How might the UK's battle be won? Feel free to make your own suggestions in the comments. While you think, here are a few of mine, I'm sure you'll do much better...
  • A cyclists' strike - all cyclists in London hang up their helmets for a day and get on the tube. Add more overcrowding to an overcrowded network. Alternatively, anyone who can drives to work, adding more congestion. Give people a taste of how bad it could be if nobody bothered to cycle.
  • A nationwide cycle to work day - if your company could be persuaded, have them support a cycle to work day whereby anyone who cycles to work on that day gets breakfast bought for them.
  • Much of the Dutch protest was an appeal to the heart to stop the deaths of children. Along similar lines and with permission from families, a campaign of posters, flyers or balloon releases with details and photos of people killed while cycling.

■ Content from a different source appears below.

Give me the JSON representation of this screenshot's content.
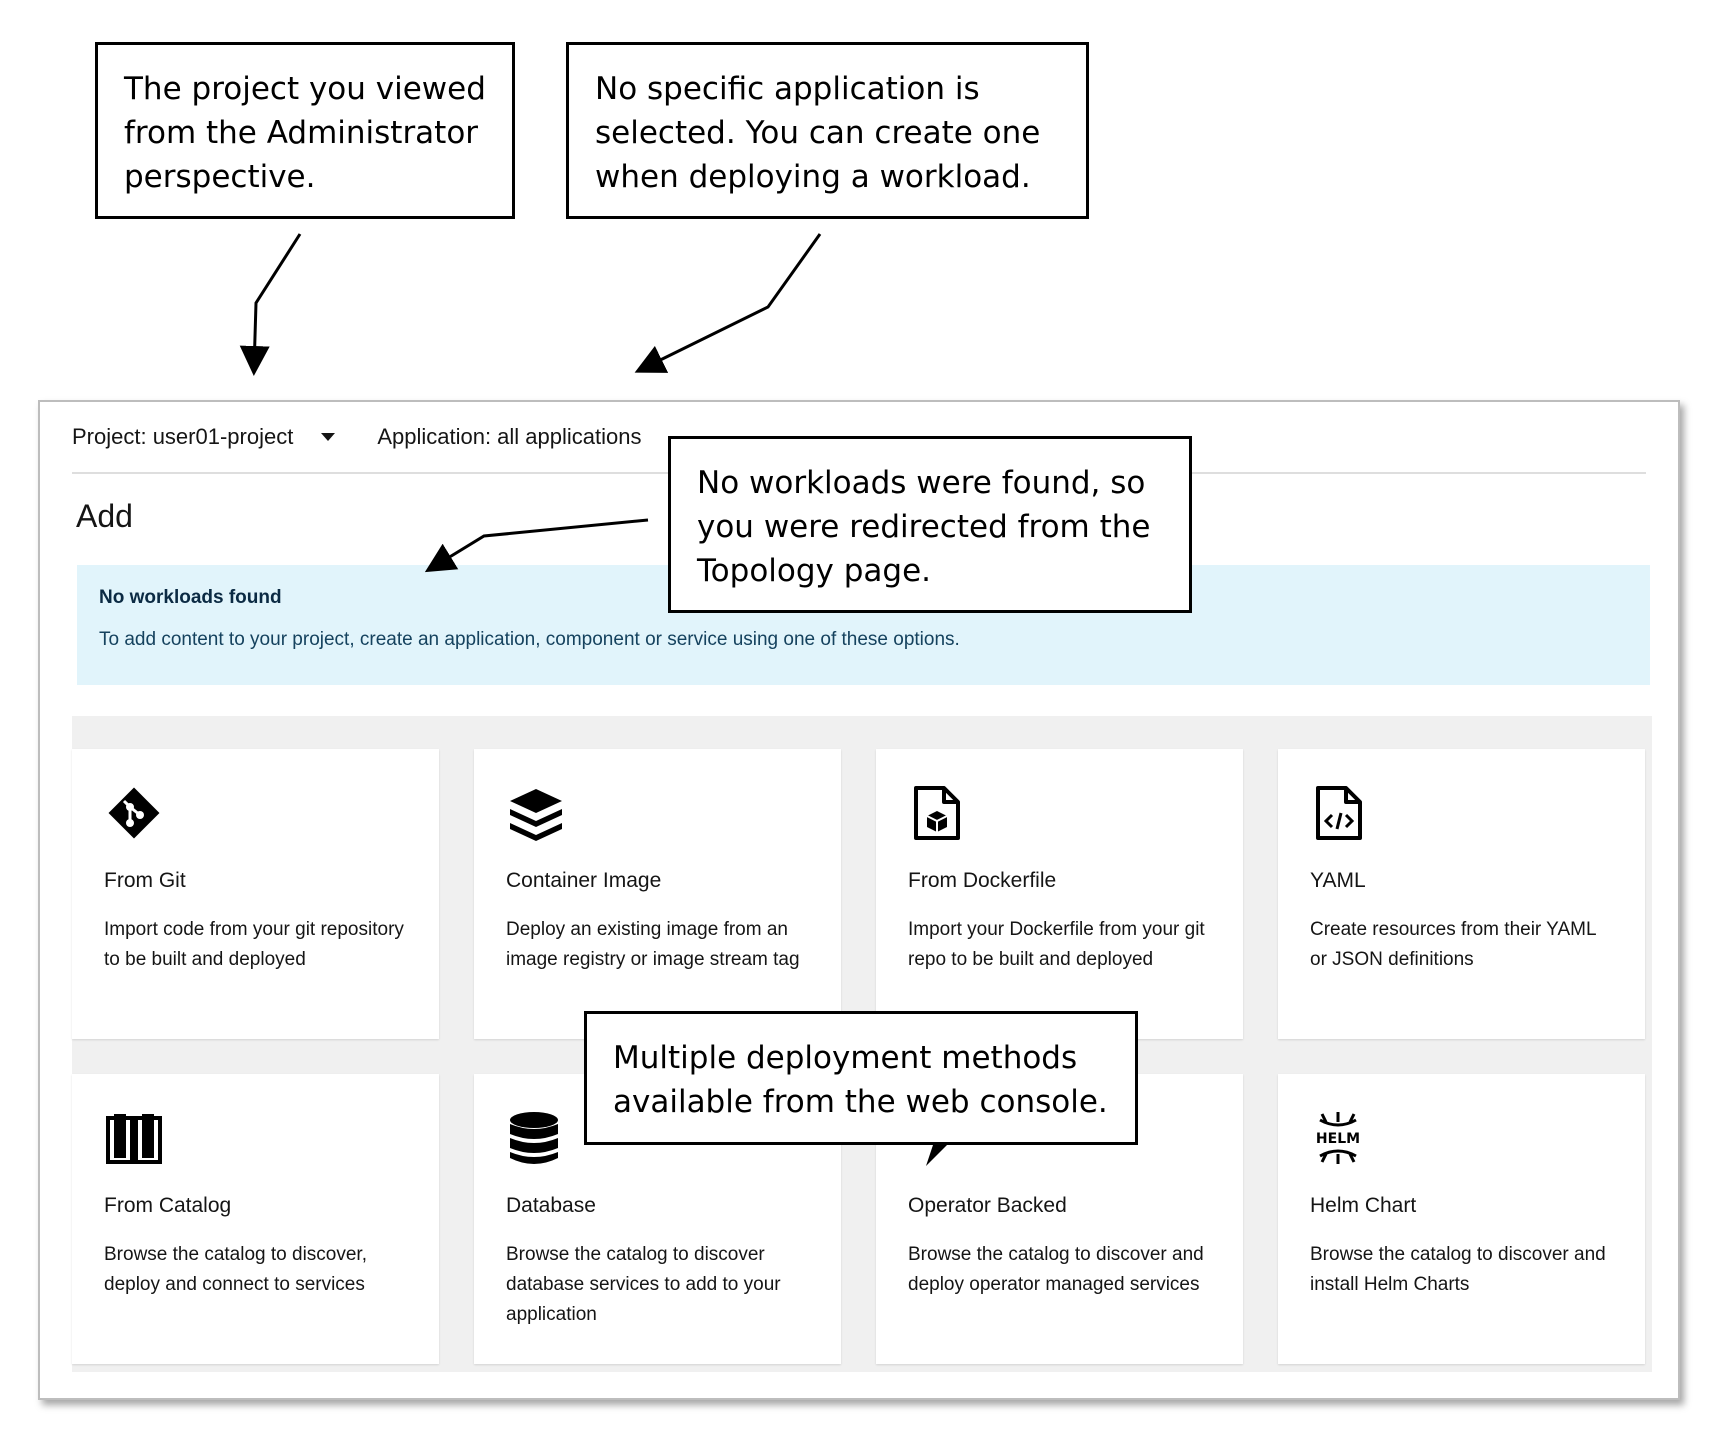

  1. The key difference between people who ride bikes & conventional minority groups: it's not something you're born in to, it's not a religion or even necessarily a lifestyle. People are free to join or leave at any time; even vegetarianism requires a greater personal investment, cyclists are not made to forswear oil-powered transport.

    The fact that a lot of cyclists identify strongly as such (in a way that as pedestrians rarely do) is in one way a strength - makes it fairly easy to rally people around a campaign flag - but also a sign of just how far we have to go. If & when a good proportion of journeys where it's a sensible option actually are undertaken by bike, there will be no more stereotyping of Guardian readers or lycra louts. Indeed, if it's normal, everyday thing to get from A to B by bike, we won't need a special word for people that do so.

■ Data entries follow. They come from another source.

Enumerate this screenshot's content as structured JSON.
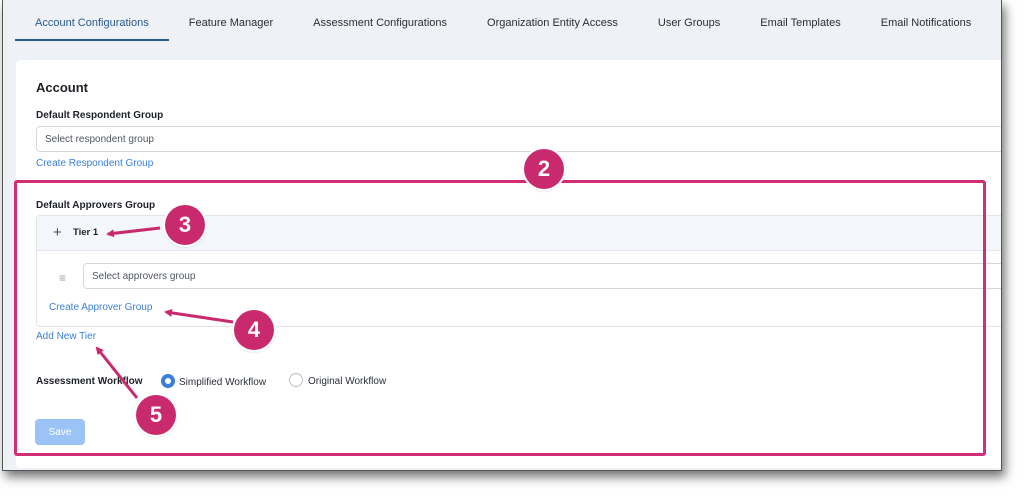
{
  "tabs": [
    {
      "label": "Account Configurations",
      "active": true
    },
    {
      "label": "Feature Manager"
    },
    {
      "label": "Assessment Configurations"
    },
    {
      "label": "Organization Entity Access"
    },
    {
      "label": "User Groups"
    },
    {
      "label": "Email Templates"
    },
    {
      "label": "Email Notifications"
    }
  ],
  "account": {
    "title": "Account",
    "respondent": {
      "label": "Default Respondent Group",
      "placeholder": "Select respondent group",
      "create_link": "Create Respondent Group"
    },
    "approvers": {
      "label": "Default Approvers Group",
      "tier_label": "Tier 1",
      "placeholder": "Select approvers group",
      "create_link": "Create Approver Group",
      "add_tier_link": "Add New Tier"
    },
    "workflow": {
      "label": "Assessment Workflow",
      "options": [
        {
          "label": "Simplified Workflow",
          "selected": true
        },
        {
          "label": "Original Workflow",
          "selected": false
        }
      ]
    },
    "save_label": "Save"
  },
  "annotations": {
    "callouts": [
      "2",
      "3",
      "4",
      "5"
    ],
    "color": "#c92a6e"
  },
  "colors": {
    "accent": "#3b7fd9",
    "active_tab": "#2a5a8e",
    "save_disabled": "#9cc3f5"
  }
}
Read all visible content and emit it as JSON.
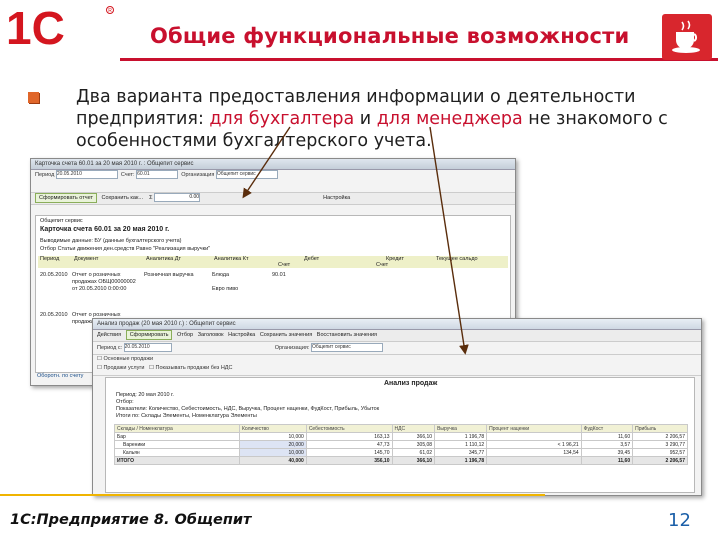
{
  "header": {
    "logo_text": "1С",
    "title": "Общие функциональные возможности",
    "brand_red": "#c8102e",
    "cup_icon": "coffee-cup-icon"
  },
  "bullet": {
    "line1": "Два варианта предоставления информации о деятельности",
    "line2_pre": "предприятия: ",
    "line2_red1": "для бухгалтера",
    "line2_mid": " и ",
    "line2_red2": "для менеджера",
    "line2_post": " не знакомого с",
    "line3": "особенностями бухгалтерского учета."
  },
  "window_accounting": {
    "title": "Карточка счета 60.01 за 20 мая 2010 г. : Общепит сервис",
    "fields": {
      "period_label": "Период",
      "period_value": "20.05.2010",
      "account_label": "Счет:",
      "account_value": "60.01",
      "org_label": "Организация",
      "org_value": "Общепит сервис"
    },
    "toolbar": {
      "generate": "Сформировать отчет",
      "save": "Сохранить как...",
      "sigma": "Σ",
      "sum_value": "0.00",
      "settings": "Настройка"
    },
    "report": {
      "company": "Общепит сервис",
      "title": "Карточка счета 60.01 за 20 мая 2010 г.",
      "line1": "Выводимые данные: БУ (данные бухгалтерского учета)",
      "line2": "Отбор      Статьи движения ден.средств Равно \"Реализация выручки\""
    },
    "columns": [
      "Период",
      "Документ",
      "Аналитика Дт",
      "Аналитика Кт",
      "Дебет",
      "Кредит",
      "Текущее сальдо"
    ],
    "subcolumns": [
      "Счет",
      "Счет"
    ],
    "rows": [
      {
        "period": "20.05.2010",
        "document": "Отчет о розничных продажах ОБЩ00000002 от 20.05.2010 0:00:00",
        "dt": "Розничная выручка",
        "kt": "Блюда",
        "debit": "90.01",
        "credit": "",
        "saldo": "Евро пиво"
      },
      {
        "period": "20.05.2010",
        "document": "Отчет о розничных продажах ОБЩ00000003",
        "dt": "",
        "kt": "",
        "debit": "",
        "credit": "",
        "saldo": ""
      }
    ],
    "status": "Оборотн. по счету"
  },
  "window_manager": {
    "title": "Анализ продаж (20 мая 2010 г.) : Общепит сервис",
    "menu": [
      "Действия",
      "Сформировать",
      "Отбор",
      "Заголовок",
      "Настройка",
      "Сохранить значения",
      "Восстановить значения"
    ],
    "filters": {
      "period_label": "Период с:",
      "period_value": "20.05.2010",
      "org_label": "Организация:",
      "org_value": "Общепит сервис",
      "checkbox1": "Основные продажи",
      "checkbox2": "Продажи услуги",
      "checkbox3": "Показывать продажи без НДС"
    },
    "report": {
      "title": "Анализ продаж",
      "period_line": "Период: 20 мая 2010 г.",
      "filter_line": "Отбор:",
      "indicators_line": "Показатели: Количество, Себестоимость, НДС, Выручка, Процент наценки, ФудКост, Прибыль, Убыток",
      "totals_line": "Итоги по: Склады Элементы, Номенклатура Элементы"
    },
    "columns": [
      "Склады / Номенклатура",
      "Количество",
      "Себестоимость",
      "НДС",
      "Выручка",
      "Процент наценки",
      "ФудКост",
      "Прибыль"
    ],
    "rows": [
      {
        "name": "Бар",
        "qty": "10,000",
        "cost": "163,13",
        "vat": "366,10",
        "revenue": "1 196,78",
        "markup": "",
        "foodcost": "11,60",
        "profit": "2 206,57"
      },
      {
        "name": "Вареники",
        "qty": "20,000",
        "cost": "47,73",
        "vat": "305,08",
        "revenue": "1 110,12",
        "markup": "< 1 96,21",
        "foodcost": "3,57",
        "profit": "3 290,77"
      },
      {
        "name": "Кальян",
        "qty": "10,000",
        "cost": "145,70",
        "vat": "61,02",
        "revenue": "345,77",
        "markup": "134,54",
        "foodcost": "39,45",
        "profit": "952,57"
      },
      {
        "name": "ИТОГО",
        "qty": "40,000",
        "cost": "356,10",
        "vat": "366,10",
        "revenue": "1 196,78",
        "markup": "",
        "foodcost": "11,60",
        "profit": "2 206,57"
      }
    ]
  },
  "footer": {
    "product": "1С:Предприятие 8. Общепит",
    "page_number": "12",
    "line_color": "#f0b400"
  }
}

    As to the battle ahead. In London at least, there are quite a few mass rides planned ahead of the mayoral election, the biggest being the LCC's April 28th Hyde Park - Blackfriars ride. Civil disobedience is there in the shape of groups like Critical Mass (which in London at least seems to be growing & growing) & Bikes Alive.

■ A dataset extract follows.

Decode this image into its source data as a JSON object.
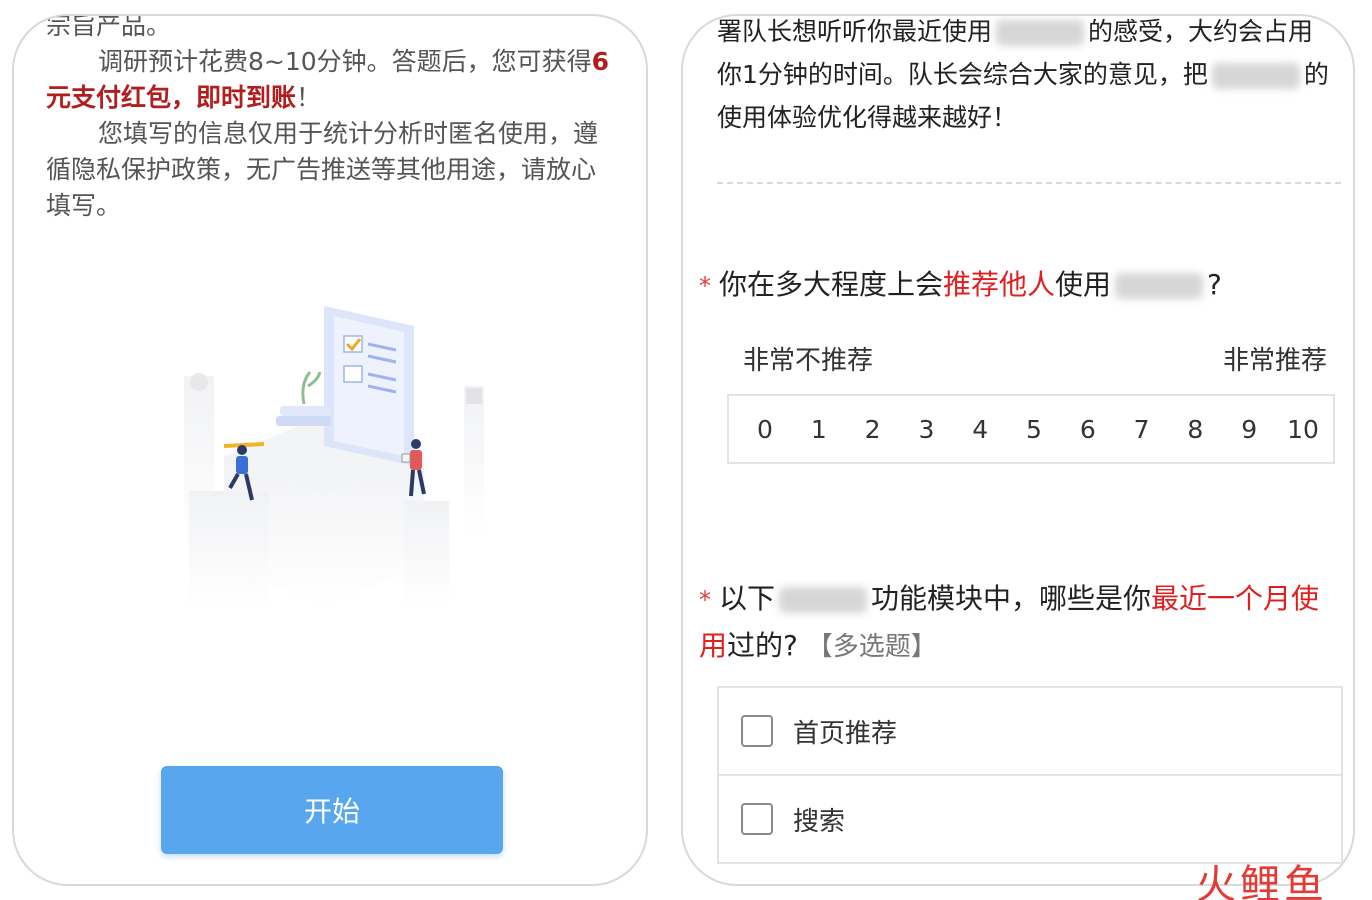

    Love the idea of national cycle to work day with free breakfast at the end of it! Think that'd be really good for morale in a lot of companies in fact (building team spirit without losing an entire working day or shelling out £thousands on paintball or rock-climbing). Would be good to coordinate with the local cycle orgs (LCC etc.) and bike shops to sort out "Bike Bus" group rides along popular commuter routes, help novice riders feel safe & stop them from getting lost; have mechanics on-hand at the start point to do a quick fettle on any rusty bikes etc. & even provide hire/demo bikes where possible. With enough advance publicity, could get the word out to drivers & freight operators (via local radio etc.) so they know to expect more novice cyclists than usual. If it can get off the ground, that kind of upbeat, positive "cycling for all" campaign has the potential to win a lot more friends than the more confrontational approaches.. a happy middle-ground between that and the perhaps over-tame, over-branded London Skyride experience.

    Had a quick Google & it looks like there's already an organization planning something along these lines: http://www.bikeweek.org.uk/ - going to sign up for it & see what they have planned; it's not til June so plenty of time still to organize things.

    1. Hi Angus, Thanks for the comments, you are of course correct, cycling is a choice, something I had meant to include in the original post but forgot to do so, stupidly, as it is the major difference between cyclists and 'regular' minority groups.

      I hope to be there on 28/04, if London leads the way hopefully other cities will follow.

      Thanks for bringing my attention to Bikeweek I think I will try and organise something at my office.

    2. Same here, also hoping to try & sort out a 'bike bus' group ride from my London suburb to the City / West End.